[DATA SECTION]
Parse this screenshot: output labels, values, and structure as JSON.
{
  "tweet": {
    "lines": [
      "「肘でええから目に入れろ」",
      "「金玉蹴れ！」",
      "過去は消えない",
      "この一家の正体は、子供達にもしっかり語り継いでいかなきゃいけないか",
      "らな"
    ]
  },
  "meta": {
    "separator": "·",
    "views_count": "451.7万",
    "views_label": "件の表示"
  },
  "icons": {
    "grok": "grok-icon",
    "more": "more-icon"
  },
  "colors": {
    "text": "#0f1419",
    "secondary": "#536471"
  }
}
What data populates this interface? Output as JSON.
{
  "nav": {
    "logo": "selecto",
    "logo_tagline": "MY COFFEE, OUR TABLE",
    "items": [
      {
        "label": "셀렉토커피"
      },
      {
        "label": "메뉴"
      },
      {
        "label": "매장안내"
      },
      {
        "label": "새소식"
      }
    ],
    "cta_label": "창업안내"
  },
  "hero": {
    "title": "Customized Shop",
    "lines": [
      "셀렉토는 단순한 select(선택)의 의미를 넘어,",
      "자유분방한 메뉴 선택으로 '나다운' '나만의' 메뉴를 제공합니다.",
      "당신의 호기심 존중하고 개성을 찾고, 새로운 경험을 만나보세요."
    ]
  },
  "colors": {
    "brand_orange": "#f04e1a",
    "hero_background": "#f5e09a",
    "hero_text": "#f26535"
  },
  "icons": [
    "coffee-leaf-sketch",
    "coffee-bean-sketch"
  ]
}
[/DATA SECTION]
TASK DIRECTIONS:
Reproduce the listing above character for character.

REPLY:
Parse this screenshot: output labels, values, and structure as JSON.
{
  "tweet": {
    "lines": [
      "「肘でええから目に入れろ」",
      "「金玉蹴れ！」",
      "過去は消えない",
      "この一家の正体は、子供達にもしっかり語り継いでいかなきゃいけないか",
      "らな"
    ]
  },
  "meta": {
    "separator": "·",
    "views_count": "451.7万",
    "views_label": "件の表示"
  },
  "icons": {
    "grok": "grok-icon",
    "more": "more-icon"
  },
  "colors": {
    "text": "#0f1419",
    "secondary": "#536471"
  }
}
What data populates this interface? Output as JSON.
{
  "nav": {
    "logo": "selecto",
    "logo_tagline": "MY COFFEE, OUR TABLE",
    "items": [
      {
        "label": "셀렉토커피"
      },
      {
        "label": "메뉴"
      },
      {
        "label": "매장안내"
      },
      {
        "label": "새소식"
      }
    ],
    "cta_label": "창업안내"
  },
  "hero": {
    "title": "Customized Shop",
    "lines": [
      "셀렉토는 단순한 select(선택)의 의미를 넘어,",
      "자유분방한 메뉴 선택으로 '나다운' '나만의' 메뉴를 제공합니다.",
      "당신의 호기심 존중하고 개성을 찾고, 새로운 경험을 만나보세요."
    ]
  },
  "colors": {
    "brand_orange": "#f04e1a",
    "hero_background": "#f5e09a",
    "hero_text": "#f26535"
  },
  "icons": [
    "coffee-leaf-sketch",
    "coffee-bean-sketch"
  ]
}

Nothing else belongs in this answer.